As every schoolboy knows, to make a soufflé five things are needed: eggs, flour, butter, milk and a recipe - a set of instructions. Each ingredient is essential, but without the instructions there will be no soufflé. The railway is much the same. It has four essential ingredients: infrastructure, rolling stock, people to run it, and money to pay for it all. Without all four of these the set of instructions - in this case, the timetable - is meaningless.
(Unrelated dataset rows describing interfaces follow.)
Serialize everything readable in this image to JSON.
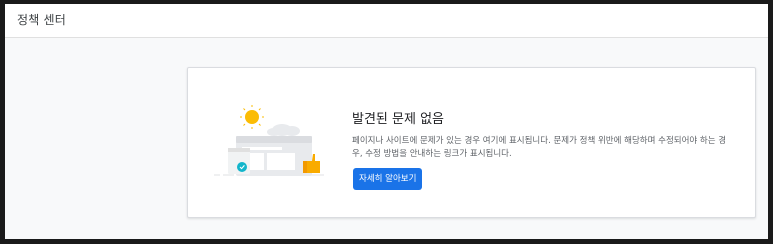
{
  "header": {
    "title": "정책 센터"
  },
  "card": {
    "title": "발견된 문제 없음",
    "description": "페이지나 사이트에 문제가 있는 경우 여기에 표시됩니다. 문제가 정책 위반에 해당하며 수정되어야 하는 경우, 수정 방법을 안내하는 링크가 표시됩니다.",
    "learn_more_label": "자세히 알아보기",
    "illustration": {
      "icons": [
        "sun-icon",
        "cloud-icon",
        "browser-window-icon",
        "thumbs-up-icon",
        "shield-check-icon"
      ]
    }
  },
  "colors": {
    "accent": "#1a73e8",
    "sun": "#fbbc04",
    "thumbs_up": "#f9ab00",
    "shield": "#12b5cb",
    "title_text": "#202124",
    "body_text": "#5f6368"
  }
}
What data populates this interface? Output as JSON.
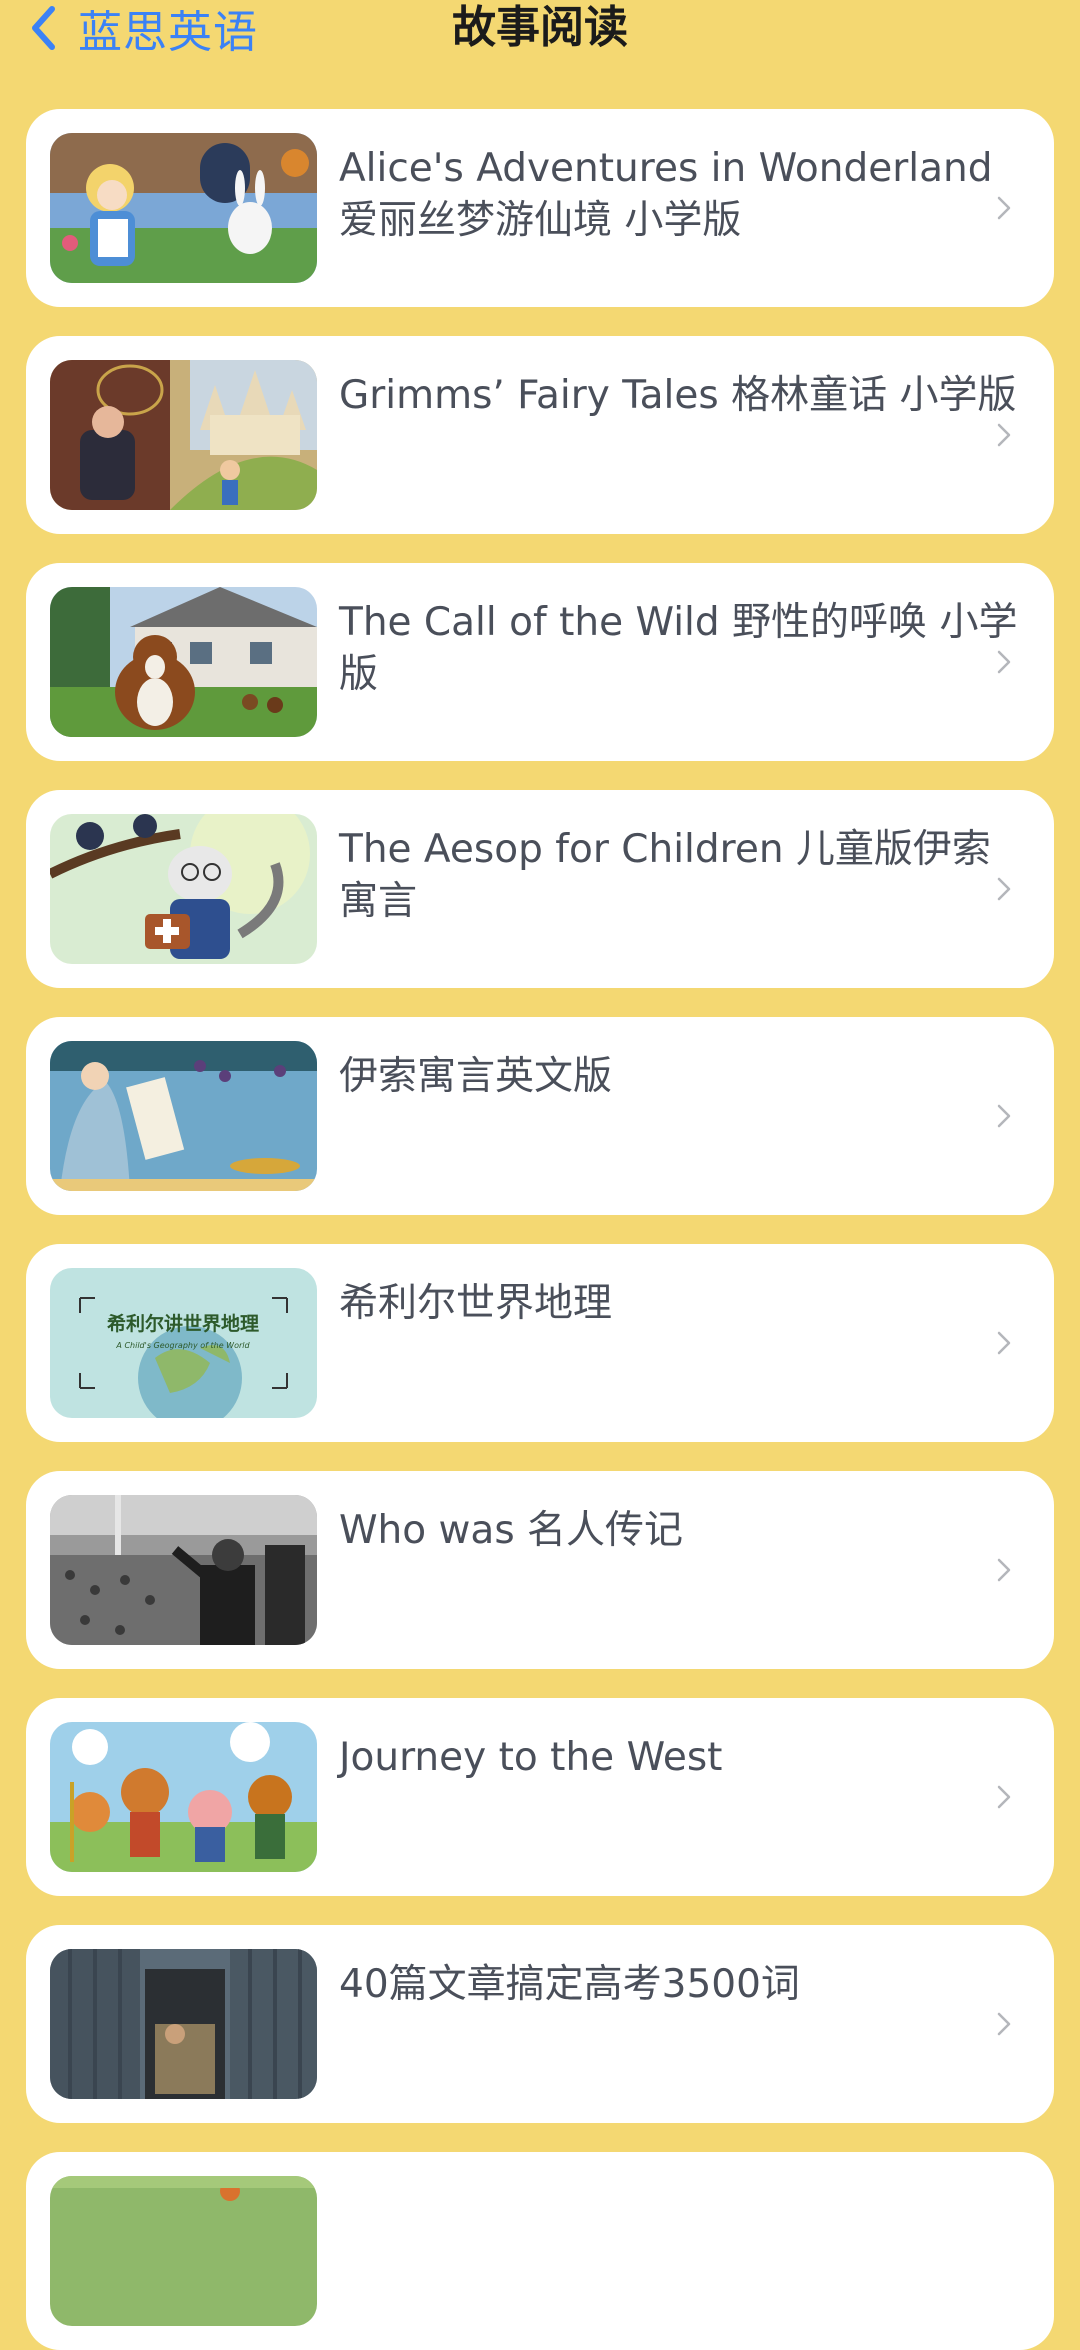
{
  "nav": {
    "back_label": "蓝思英语",
    "title": "故事阅读"
  },
  "colors": {
    "background": "#F4D872",
    "card": "#FFFFFF",
    "accent": "#3B82F6",
    "text": "#4A4F5A"
  },
  "icons": {
    "back": "chevron-left-icon",
    "row": "chevron-right-icon"
  },
  "books": [
    {
      "title": "Alice's Adventures in Wonderland 爱丽丝梦游仙境 小学版",
      "cover": "alice-wonderland-cover"
    },
    {
      "title": "Grimms’ Fairy Tales 格林童话 小学版",
      "cover": "grimms-fairy-tales-cover"
    },
    {
      "title": "The Call of the Wild 野性的呼唤 小学版",
      "cover": "call-of-the-wild-cover"
    },
    {
      "title": "The Aesop for Children 儿童版伊索寓言",
      "cover": "aesop-for-children-cover"
    },
    {
      "title": "伊索寓言英文版",
      "cover": "aesops-fables-cover"
    },
    {
      "title": "希利尔世界地理",
      "cover": "hillyer-geography-cover",
      "cover_text": "希利尔讲世界地理",
      "cover_subtext": "A Child's Geography of the World"
    },
    {
      "title": "Who was 名人传记",
      "cover": "who-was-biography-cover"
    },
    {
      "title": "Journey to the West",
      "cover": "journey-to-the-west-cover"
    },
    {
      "title": "40篇文章搞定高考3500词",
      "cover": "forty-articles-cover"
    },
    {
      "title": "",
      "cover": "partial-next-cover"
    }
  ]
}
Readers will be aware of FoFNL's views about the infrastructure. As a bare minimum some double track in the Lentran area must be provided; we will soon know whether Scottish Ministers agree with us. We have been less noisy about our views on rolling stock and people. Not any more. On Easter Monday there was severe inconvenience to passengers when the 17:13 from Kyle - the last train of the day - was cancelled "due to a fault on the train". This was made worse by an announcement on-line 40 minutes after departure time that no alternative transport could be arranged. Despite Class 158s being re-imagined as ScotRail's "tourist train" FoFNL does not believe that they are reliable enough for our services. Long-distance trains are being cancelled too often for reasons of rolling stock failure.
The following day the 18:28 from Inverness to Wick - the last train of the day - was cancelled as a crew member called off "at the last moment". The cancellation was announced on-line at 11:51, so in fact there was still over 6½ hours before it was due to leave. This is a good example of the "people" problem. There will always be times when a crew member, or one of a crew member's family, is suddenly ill. The problem is that nowadays there are no spare staff able to take over in such circumstances. We have not written a detailed paper about HR matters, but having a few extra staff members wouldn't seem altogether silly, and could well cost less over a year than taxi-ing passengers about the north of Scotland.
So eggs, flour and butter are not of the quality they should be (or in the case of staff, quantity). There isn't much the recipe - the timetable - can do in these circumstances. The fourth - money - is at least a known quantity, and isn't in any case something we are capable of influencing.
The secret of a soufflé is, of course, hot air. But with an Election in the offing there will be no shortage of that.